The word to find is "this". State how many lines below contain it, giving only the number.

▸ **GIVEN RECORDS**:
=======

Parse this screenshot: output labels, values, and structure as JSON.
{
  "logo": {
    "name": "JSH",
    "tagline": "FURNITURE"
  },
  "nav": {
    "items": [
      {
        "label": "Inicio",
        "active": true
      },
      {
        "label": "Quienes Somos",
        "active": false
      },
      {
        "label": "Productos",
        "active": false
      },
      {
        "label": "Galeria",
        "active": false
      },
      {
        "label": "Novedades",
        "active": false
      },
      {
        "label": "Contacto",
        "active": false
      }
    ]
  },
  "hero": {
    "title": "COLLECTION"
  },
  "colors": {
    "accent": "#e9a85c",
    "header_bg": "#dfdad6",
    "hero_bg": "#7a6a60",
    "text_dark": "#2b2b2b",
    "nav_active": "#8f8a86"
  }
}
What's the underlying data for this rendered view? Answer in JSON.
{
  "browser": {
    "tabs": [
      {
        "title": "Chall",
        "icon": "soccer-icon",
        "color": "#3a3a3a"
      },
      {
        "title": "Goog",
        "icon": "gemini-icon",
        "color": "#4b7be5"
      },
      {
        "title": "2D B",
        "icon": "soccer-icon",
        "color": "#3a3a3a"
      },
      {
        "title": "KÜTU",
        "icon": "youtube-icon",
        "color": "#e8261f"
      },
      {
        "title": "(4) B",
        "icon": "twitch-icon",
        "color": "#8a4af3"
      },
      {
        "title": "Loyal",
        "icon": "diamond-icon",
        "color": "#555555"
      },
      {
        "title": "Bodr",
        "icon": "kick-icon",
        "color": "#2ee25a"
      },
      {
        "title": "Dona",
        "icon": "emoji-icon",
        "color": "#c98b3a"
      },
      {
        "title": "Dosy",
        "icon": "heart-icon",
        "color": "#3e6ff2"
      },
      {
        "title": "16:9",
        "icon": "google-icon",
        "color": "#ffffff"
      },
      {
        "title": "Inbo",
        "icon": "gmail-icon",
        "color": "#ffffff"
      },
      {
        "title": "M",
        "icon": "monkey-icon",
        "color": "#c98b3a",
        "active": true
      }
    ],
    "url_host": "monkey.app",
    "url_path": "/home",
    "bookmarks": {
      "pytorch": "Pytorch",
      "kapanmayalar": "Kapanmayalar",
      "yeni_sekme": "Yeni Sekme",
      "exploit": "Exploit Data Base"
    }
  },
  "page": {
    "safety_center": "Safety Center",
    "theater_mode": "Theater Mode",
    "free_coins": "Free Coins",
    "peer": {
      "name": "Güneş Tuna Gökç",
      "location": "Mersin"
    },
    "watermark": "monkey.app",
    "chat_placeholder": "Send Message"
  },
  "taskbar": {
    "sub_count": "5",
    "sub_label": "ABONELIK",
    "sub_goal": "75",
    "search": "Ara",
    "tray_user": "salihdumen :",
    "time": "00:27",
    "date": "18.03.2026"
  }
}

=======

▸ **TASK ANSWER**:
2